Hello and welcome to my blog! My name is Carly and I am just your average joe who happens to be researching the Haw River State Park for a project. I would like to preface this by saying I am no nature expert or wildlife fanatic. But by the end of this project, I would like to be the biggest fan of the Haw River State Park you have ever met. My first blog post (this one!) is going to be my first impressions of visiting the park. Well, technically I visited the park for a field trip about 5 years ago, but we’ll disregard that. The only thing I really know about this park is that it is located about 5 minutes from my house in Browns Summit, NC. I would also like to assume the park is centered on the Haw River, but that’s just a lucky guess.
Just a warning, these first blog posts are not going to be very formal and my descriptions of what I see are not going to be very scientific. This is all about my first thoughts as an amateur adventurer of the Haw River. Although not my brightest idea, I decided to go on a chilly February morning (around 30℉) that also happened to be Valentine’s Day. Additionally, I made the executive decision to not do any prior research and to not use any map upon entering the park. I would go in blind, not knowing what to expect, and just see what path I would go on.
The first things I noticed upon my arrival were the sounds, or lack of sounds, at the park. It was very serene and quiet, except for the occasional bird chirping. I heard a chorus of bird sounds, harmonizing with each other. Some of the bird noises sounded like an owl’s “hoo,” while others were higher pitched, more like a “tweet tweet.” The different bird calls come together as though they are having a conversation, and I wonder what they could be talking about. Maybe they’re talking about the weather or what they dreamed about last night.

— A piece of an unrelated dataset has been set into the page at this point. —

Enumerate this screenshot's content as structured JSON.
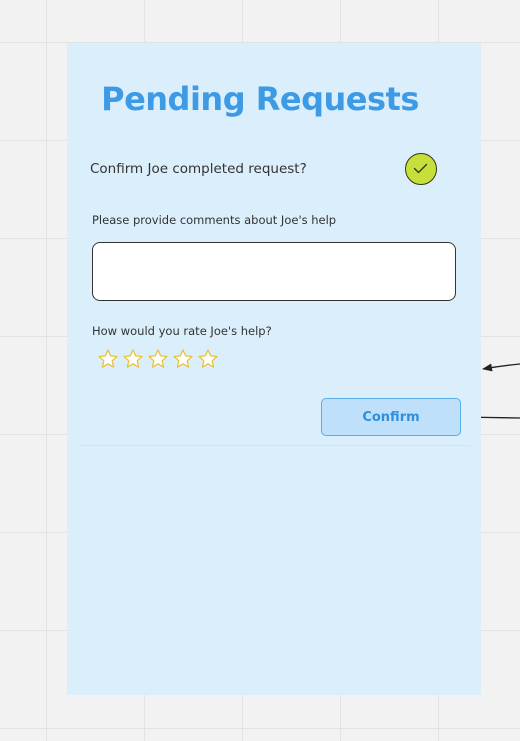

Compared to the hustle and bustle of my daily life, time felt as if it moved just a little bit slower at Haw River. I’m able to lose thoughts about everything else going on and focus on my surroundings, focus on my breathing.

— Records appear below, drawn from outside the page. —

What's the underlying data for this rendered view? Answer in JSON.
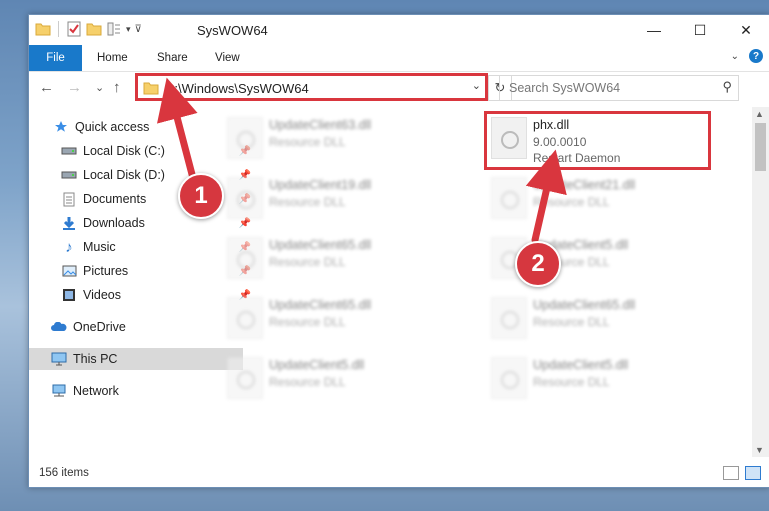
{
  "window": {
    "title": "SysWOW64",
    "controls": [
      "—",
      "☐",
      "✕"
    ]
  },
  "ribbon": {
    "tabs": [
      "File",
      "Home",
      "Share",
      "View"
    ]
  },
  "nav": {
    "back": "←",
    "forward": "→",
    "recent": "⌄",
    "up": "↑"
  },
  "address": {
    "path": "C:\\Windows\\SysWOW64"
  },
  "search": {
    "placeholder": "Search SysWOW64"
  },
  "sidebar": {
    "items": [
      {
        "label": "Quick access",
        "icon": "star-icon"
      },
      {
        "label": "Local Disk (C:)",
        "icon": "drive-icon",
        "pinned": true
      },
      {
        "label": "Local Disk (D:)",
        "icon": "drive-icon",
        "pinned": true
      },
      {
        "label": "Documents",
        "icon": "documents-icon",
        "pinned": true
      },
      {
        "label": "Downloads",
        "icon": "download-icon",
        "pinned": true
      },
      {
        "label": "Music",
        "icon": "music-icon",
        "pinned": true
      },
      {
        "label": "Pictures",
        "icon": "pictures-icon",
        "pinned": true
      },
      {
        "label": "Videos",
        "icon": "videos-icon",
        "pinned": true
      },
      {
        "label": "OneDrive",
        "icon": "cloud-icon"
      },
      {
        "label": "This PC",
        "icon": "computer-icon",
        "selected": true
      },
      {
        "label": "Network",
        "icon": "network-icon"
      }
    ]
  },
  "files": {
    "highlighted": {
      "name": "phx.dll",
      "version": "9.00.0010",
      "description": "Restart Daemon"
    },
    "left": [
      {
        "name": "UpdateClient63.dll",
        "type": "Resource DLL"
      },
      {
        "name": "UpdateClient19.dll",
        "type": "Resource DLL"
      },
      {
        "name": "UpdateClient65.dll",
        "type": "Resource DLL"
      },
      {
        "name": "UpdateClient65.dll",
        "type": "Resource DLL"
      },
      {
        "name": "UpdateClient5.dll",
        "type": "Resource DLL"
      }
    ],
    "right": [
      {
        "name": "UpdateClient21.dll",
        "type": "Resource DLL"
      },
      {
        "name": "UpdateClient5.dll",
        "type": "Resource DLL"
      },
      {
        "name": "UpdateClient65.dll",
        "type": "Resource DLL"
      },
      {
        "name": "UpdateClient5.dll",
        "type": "Resource DLL"
      }
    ]
  },
  "status": {
    "count": "156 items"
  },
  "annotations": {
    "step1": "1",
    "step2": "2",
    "color": "#d9363e"
  }
}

As I walk from my car, I hear the sound of my shoes crunching the leaves that lay on the ground. The ground underneath my feet changes as I trek back. From leaves covering the dirt to the pavement of the walkways to the wet, red, muddy clay, they all are composed of different materials but all at one point share a similar purpose: providing me a path to get from one spot to another.
Enjoy this map of the park (hopefully it’s there) to suffice for my lack of photos:)
I know there was not a lot I actually talked about, but this was supposed to be a general introduction with some general reflections from my first visit to Haw River. Don’t worry though, because my next blog post will be part two of my first impressions. In that, I will give my world-renowned descriptions of the various trees I witnessed and provide more detailed information on the other aspects of my visit. Toodles!